RECORDS TO USE: Begin
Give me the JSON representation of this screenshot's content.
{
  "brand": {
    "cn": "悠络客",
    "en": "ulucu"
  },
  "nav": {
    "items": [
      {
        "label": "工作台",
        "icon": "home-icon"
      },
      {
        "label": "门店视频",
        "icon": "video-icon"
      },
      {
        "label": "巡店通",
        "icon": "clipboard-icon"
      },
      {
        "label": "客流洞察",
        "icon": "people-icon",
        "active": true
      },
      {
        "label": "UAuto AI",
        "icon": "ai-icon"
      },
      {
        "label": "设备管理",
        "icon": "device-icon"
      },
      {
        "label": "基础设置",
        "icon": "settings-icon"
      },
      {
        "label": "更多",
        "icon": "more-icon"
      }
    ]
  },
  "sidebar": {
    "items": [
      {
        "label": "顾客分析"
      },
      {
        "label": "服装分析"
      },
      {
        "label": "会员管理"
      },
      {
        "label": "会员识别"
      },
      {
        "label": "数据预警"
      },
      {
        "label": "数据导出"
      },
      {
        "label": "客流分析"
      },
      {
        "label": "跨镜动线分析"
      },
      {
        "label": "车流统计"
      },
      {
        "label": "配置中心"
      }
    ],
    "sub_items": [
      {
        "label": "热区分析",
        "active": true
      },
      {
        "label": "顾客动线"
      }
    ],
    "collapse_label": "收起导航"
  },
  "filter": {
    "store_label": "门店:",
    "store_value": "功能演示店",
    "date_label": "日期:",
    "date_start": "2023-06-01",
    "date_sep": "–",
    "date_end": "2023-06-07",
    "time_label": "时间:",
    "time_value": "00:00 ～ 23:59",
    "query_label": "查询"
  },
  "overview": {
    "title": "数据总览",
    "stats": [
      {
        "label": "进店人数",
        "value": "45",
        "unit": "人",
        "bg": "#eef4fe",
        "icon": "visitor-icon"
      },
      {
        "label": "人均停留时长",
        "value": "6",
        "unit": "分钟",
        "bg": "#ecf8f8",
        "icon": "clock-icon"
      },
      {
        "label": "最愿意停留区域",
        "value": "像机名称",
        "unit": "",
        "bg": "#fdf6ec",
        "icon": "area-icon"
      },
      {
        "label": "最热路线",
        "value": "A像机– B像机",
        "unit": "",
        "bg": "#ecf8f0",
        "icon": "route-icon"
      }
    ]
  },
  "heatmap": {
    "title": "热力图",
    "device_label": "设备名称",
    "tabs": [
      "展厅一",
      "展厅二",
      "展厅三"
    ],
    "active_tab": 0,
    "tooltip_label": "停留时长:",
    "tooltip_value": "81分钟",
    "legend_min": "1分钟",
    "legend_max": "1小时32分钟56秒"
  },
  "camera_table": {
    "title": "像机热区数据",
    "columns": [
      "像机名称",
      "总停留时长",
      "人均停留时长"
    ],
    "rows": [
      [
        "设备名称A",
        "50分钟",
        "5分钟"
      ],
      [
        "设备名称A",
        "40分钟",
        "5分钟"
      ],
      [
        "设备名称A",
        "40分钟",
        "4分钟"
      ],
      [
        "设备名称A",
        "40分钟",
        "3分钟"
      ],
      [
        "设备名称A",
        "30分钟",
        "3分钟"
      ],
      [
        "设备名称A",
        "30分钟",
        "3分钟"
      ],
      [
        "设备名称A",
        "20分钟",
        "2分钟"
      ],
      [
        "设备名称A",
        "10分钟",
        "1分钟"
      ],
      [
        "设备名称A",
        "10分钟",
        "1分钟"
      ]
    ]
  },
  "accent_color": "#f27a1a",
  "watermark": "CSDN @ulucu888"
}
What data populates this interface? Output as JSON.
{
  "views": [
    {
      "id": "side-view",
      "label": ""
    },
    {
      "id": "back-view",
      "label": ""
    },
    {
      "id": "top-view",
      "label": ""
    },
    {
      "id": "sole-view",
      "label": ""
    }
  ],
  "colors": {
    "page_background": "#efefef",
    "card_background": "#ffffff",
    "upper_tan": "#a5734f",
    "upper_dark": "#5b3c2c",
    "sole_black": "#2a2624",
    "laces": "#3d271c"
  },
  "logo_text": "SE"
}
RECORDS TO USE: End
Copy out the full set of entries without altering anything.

Give me the JSON representation of this screenshot's content.
{
  "brand": {
    "cn": "悠络客",
    "en": "ulucu"
  },
  "nav": {
    "items": [
      {
        "label": "工作台",
        "icon": "home-icon"
      },
      {
        "label": "门店视频",
        "icon": "video-icon"
      },
      {
        "label": "巡店通",
        "icon": "clipboard-icon"
      },
      {
        "label": "客流洞察",
        "icon": "people-icon",
        "active": true
      },
      {
        "label": "UAuto AI",
        "icon": "ai-icon"
      },
      {
        "label": "设备管理",
        "icon": "device-icon"
      },
      {
        "label": "基础设置",
        "icon": "settings-icon"
      },
      {
        "label": "更多",
        "icon": "more-icon"
      }
    ]
  },
  "sidebar": {
    "items": [
      {
        "label": "顾客分析"
      },
      {
        "label": "服装分析"
      },
      {
        "label": "会员管理"
      },
      {
        "label": "会员识别"
      },
      {
        "label": "数据预警"
      },
      {
        "label": "数据导出"
      },
      {
        "label": "客流分析"
      },
      {
        "label": "跨镜动线分析"
      },
      {
        "label": "车流统计"
      },
      {
        "label": "配置中心"
      }
    ],
    "sub_items": [
      {
        "label": "热区分析",
        "active": true
      },
      {
        "label": "顾客动线"
      }
    ],
    "collapse_label": "收起导航"
  },
  "filter": {
    "store_label": "门店:",
    "store_value": "功能演示店",
    "date_label": "日期:",
    "date_start": "2023-06-01",
    "date_sep": "–",
    "date_end": "2023-06-07",
    "time_label": "时间:",
    "time_value": "00:00 ～ 23:59",
    "query_label": "查询"
  },
  "overview": {
    "title": "数据总览",
    "stats": [
      {
        "label": "进店人数",
        "value": "45",
        "unit": "人",
        "bg": "#eef4fe",
        "icon": "visitor-icon"
      },
      {
        "label": "人均停留时长",
        "value": "6",
        "unit": "分钟",
        "bg": "#ecf8f8",
        "icon": "clock-icon"
      },
      {
        "label": "最愿意停留区域",
        "value": "像机名称",
        "unit": "",
        "bg": "#fdf6ec",
        "icon": "area-icon"
      },
      {
        "label": "最热路线",
        "value": "A像机– B像机",
        "unit": "",
        "bg": "#ecf8f0",
        "icon": "route-icon"
      }
    ]
  },
  "heatmap": {
    "title": "热力图",
    "device_label": "设备名称",
    "tabs": [
      "展厅一",
      "展厅二",
      "展厅三"
    ],
    "active_tab": 0,
    "tooltip_label": "停留时长:",
    "tooltip_value": "81分钟",
    "legend_min": "1分钟",
    "legend_max": "1小时32分钟56秒"
  },
  "camera_table": {
    "title": "像机热区数据",
    "columns": [
      "像机名称",
      "总停留时长",
      "人均停留时长"
    ],
    "rows": [
      [
        "设备名称A",
        "50分钟",
        "5分钟"
      ],
      [
        "设备名称A",
        "40分钟",
        "5分钟"
      ],
      [
        "设备名称A",
        "40分钟",
        "4分钟"
      ],
      [
        "设备名称A",
        "40分钟",
        "3分钟"
      ],
      [
        "设备名称A",
        "30分钟",
        "3分钟"
      ],
      [
        "设备名称A",
        "30分钟",
        "3分钟"
      ],
      [
        "设备名称A",
        "20分钟",
        "2分钟"
      ],
      [
        "设备名称A",
        "10分钟",
        "1分钟"
      ],
      [
        "设备名称A",
        "10分钟",
        "1分钟"
      ]
    ]
  },
  "accent_color": "#f27a1a",
  "watermark": "CSDN @ulucu888"
}
What data populates this interface? Output as JSON.
{
  "views": [
    {
      "id": "side-view",
      "label": ""
    },
    {
      "id": "back-view",
      "label": ""
    },
    {
      "id": "top-view",
      "label": ""
    },
    {
      "id": "sole-view",
      "label": ""
    }
  ],
  "colors": {
    "page_background": "#efefef",
    "card_background": "#ffffff",
    "upper_tan": "#a5734f",
    "upper_dark": "#5b3c2c",
    "sole_black": "#2a2624",
    "laces": "#3d271c"
  },
  "logo_text": "SE"
}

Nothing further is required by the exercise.